Michael Dougan

Like a recurring bad dream, Lieutenant Mark Kruger is once again a defendant in a police brutality lawsuit.

In April, the city paid out nearly $1 million in damages and attorney fees after Kruger and several other Portland police allegedly beat up and pepper sprayed anti-war protesters in 2002. This time around, Kruger allegedly grabbed an otherwise peaceful protester at a 2003 anti-Bush rally and dragged her 15 feet by the hair. The plaintiff, Amber Hicks, is seeking an undisclosed amount of monetary damages.

But the way that Kruger tells the story, it was no big deal. He followed protocol and arrested a protester for stepping out of bounds and into the street.

During a two-hour taped deposition obtained by the Mercury, Kruger barely acknowledges the victim, even though she is sitting a few feet away during the taping of the interview. When asked about the difference between their sizes—with the implication that Kruger clearly did not need to resort to overt physical force—the six-foot, four-inch, 215-pound police officer barely glances at Hicks, who is only five-foot, one-and-a-half inches tall.

"I haven't really thought about it," he said.

But the problem for Kruger—and for that matter, the police bureau and city—is that an eight-second video shot by an activist tells a very different story.

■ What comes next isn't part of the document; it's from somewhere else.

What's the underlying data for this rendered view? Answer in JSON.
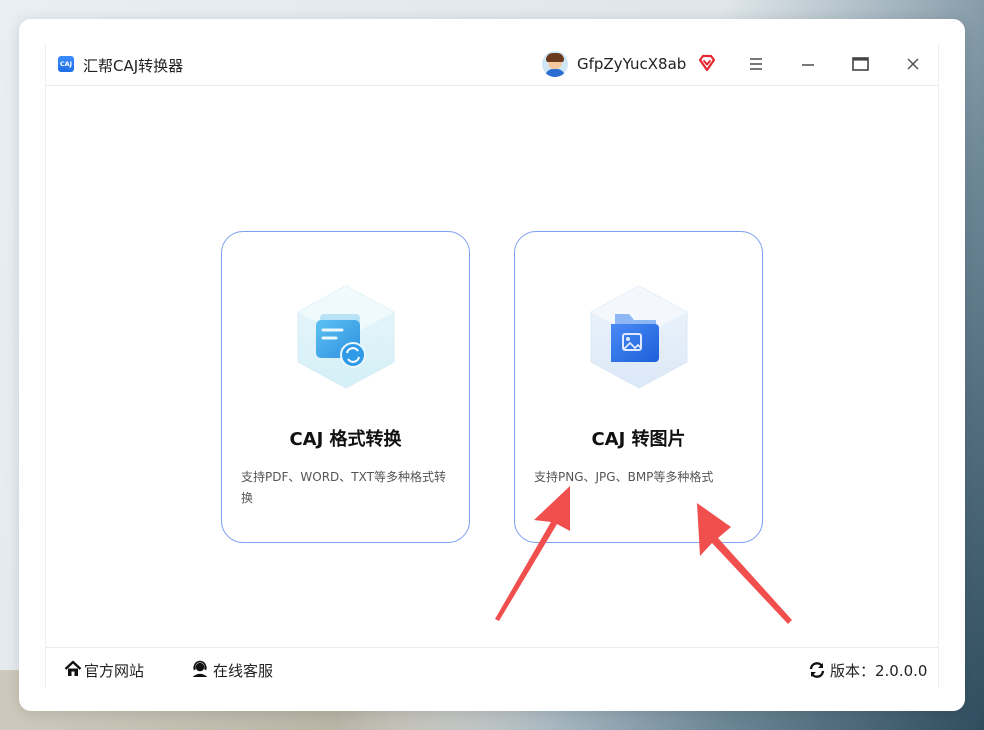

The incident in question dates back two years ago, when President Bush visited the University of Portland for a fundraiser. After the demonstration, about 300 protesters milled around Columbia Annex Park in North Portland.

Kruger claims Hicks had twice entered the street, apparently stepping out of bounds from the designated area for protesters. During the deposition, with the camera trained on Kruger, he sits, slumped slightly and casually answering questions. He says he was simply following the training and protocol of the police bureau.

"My actions are driven by procedure," he explains. "Sometimes a great deal of control is necessary to bring control."

But the video taken during the arrest tells a different, brutal story: The clip begins by showing protesters moving through the park. The mood is subdued. There is no shouting. Suddenly, in the far edge of the frame, there is a blur of activity as Kruger approaches with hammering footsteps. In the deposition, Kruger admits he had to travel at least 50 feet, working his way through people, to reach Hicks.

Meanwhile, as Kruger and his posse blitz the crowd, the camera pans and captures Hicks in its frame just a half-second before Kruger reaches her. She is strolling casually, neither hurrying or going in any particular direction. She is in the middle of the park, nowhere near the street.

In a blink, Kruger approaches from her flank and, giving no verbal warning, grabs her arm and begins rapidly pulling her from the park, back toward the road. In the confusion, Kruger switches from dragging her by the arm to dragging her by the hair. When he reaches the curb, officers circle around as he pins back her arms. Hicks is not struggling. At least one officer stands with a baton pulled, ready to fight back.

It is not a video clip that will sit well with a jury.

Over the past three years, much has been written about Kruger. Recently, the Willamette Week ran a picture of him with a swastika pinned to his cap. And, in February 2004, Mercury readers nominated Kruger as Portland's "Most Rotten Cop."

But the deposition goes much further than providing insights into Kruger's actions; it shines light into the city's police bureau. At one point, Hicks' attorney asks about another lawsuit in which Kruger was accused of pepper spraying peaceful anti-war protesters. In response, Kruger says he never received any sort of reprimand for his actions. This is a far cry from the claims of the police bureau, who say they have responded to citizen complaints about heavy-handedness with "better training" and "more accountability."

Later in the deposition, Kruger provided another startling insight. He explained that before the August 2003 protest, officers were provided with photographs of activists that they should keep an eye on.

During the deposition, Hicks' attorney tried—and ultimately failed—to establish that Kruger was aware that Hicks was a local activist and had singled her out.

The lawsuit could drag on for months, if the city doesn't settle first.